Organophosphates (OPs) pose a constant threat to human health due to their widespread use as pesticides and their potential employment in military and terrorist attacks. The acute toxicity of OPs has been extensively studied; however, the consequences of prolonged or repeated exposure to levels of OPs that produce no overt signs of acute toxicity (i.e. subthreshold levels) are poorly understood. Further, there is clinical evidence that such repeated exposures to OPs lead to prolonged deficits in cognition, although the mechanism for this effect is unknown. In this study, the behavioral and neurochemical effects of repeated, intermittent, and subthreshold exposures to the alkyl OP, diisopropylfluorophosphate (DFP) were investigated.

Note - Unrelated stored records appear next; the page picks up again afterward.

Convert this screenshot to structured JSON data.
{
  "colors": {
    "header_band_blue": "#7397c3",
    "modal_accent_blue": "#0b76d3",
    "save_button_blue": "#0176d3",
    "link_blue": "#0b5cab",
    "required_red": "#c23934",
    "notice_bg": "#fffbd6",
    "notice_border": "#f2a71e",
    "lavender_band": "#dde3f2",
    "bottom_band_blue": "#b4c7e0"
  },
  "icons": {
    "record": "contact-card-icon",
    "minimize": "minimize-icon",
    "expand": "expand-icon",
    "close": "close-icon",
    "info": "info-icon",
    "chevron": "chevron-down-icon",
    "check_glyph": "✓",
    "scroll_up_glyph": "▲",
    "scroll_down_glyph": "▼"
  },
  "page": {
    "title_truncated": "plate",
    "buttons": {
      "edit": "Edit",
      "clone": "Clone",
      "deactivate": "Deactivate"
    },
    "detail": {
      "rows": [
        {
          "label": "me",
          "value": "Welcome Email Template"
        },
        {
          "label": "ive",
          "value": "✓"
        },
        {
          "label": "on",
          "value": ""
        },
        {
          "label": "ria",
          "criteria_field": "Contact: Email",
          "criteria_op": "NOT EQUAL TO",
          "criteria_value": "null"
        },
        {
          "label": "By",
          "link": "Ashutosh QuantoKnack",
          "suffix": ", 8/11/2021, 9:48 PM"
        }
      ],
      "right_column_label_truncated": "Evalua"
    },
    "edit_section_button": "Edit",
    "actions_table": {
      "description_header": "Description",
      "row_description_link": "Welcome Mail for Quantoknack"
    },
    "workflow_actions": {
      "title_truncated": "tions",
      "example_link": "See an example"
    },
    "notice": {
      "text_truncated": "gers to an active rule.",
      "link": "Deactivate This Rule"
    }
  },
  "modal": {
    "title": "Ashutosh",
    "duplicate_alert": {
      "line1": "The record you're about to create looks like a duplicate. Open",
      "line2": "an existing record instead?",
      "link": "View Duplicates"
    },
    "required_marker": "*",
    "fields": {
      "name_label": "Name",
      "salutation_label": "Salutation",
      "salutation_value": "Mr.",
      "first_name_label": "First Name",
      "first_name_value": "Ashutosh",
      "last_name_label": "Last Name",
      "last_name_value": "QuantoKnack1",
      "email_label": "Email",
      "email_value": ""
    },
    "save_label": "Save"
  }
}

Rats were injected with DFP s.c. (dose range, 0.25-1.0 mg/kg) every other day over the course of 30 days, and then given a 2 week, DFP-free washout period. In behavioral experiments conducted at various times during the washout period, dose dependent decrements in a water maze hidden platform task and a spontaneous novel object recognition (NOR) procedure were observed, while prepulse inhibition of the acoustic startle response was unaffected. There were modest decreases in open field locomotor activity and grip strength (particularly during the DFP exposure period); however, rotarod performance and water maze swim speeds were not affected. After washout, DFP concentrations were minimal in plasma and brain, however, cholinesterase inhibition was still detectable in the brain. Moreover, the 1.0 mg/kg dose of DFP was associated with (brain region-dependent) alterations in nerve growth factor-related proteins and cholinergic markers. The results of this prospective animal study thus provide evidence to support two novel hypotheses: (1) that intermittent, subthreshold exposures to alkyl OPs can lead to protracted deficits in specific domains of cognition and (2) that such cognitive deficits may be related to persistent functional changes in brain neurotrophin and cholinergic pathways.
|Original language||English (US)|
|Number of pages||17|
|State||Published - Mar 10 2011|
- Nerve agent
ASJC Scopus subject areas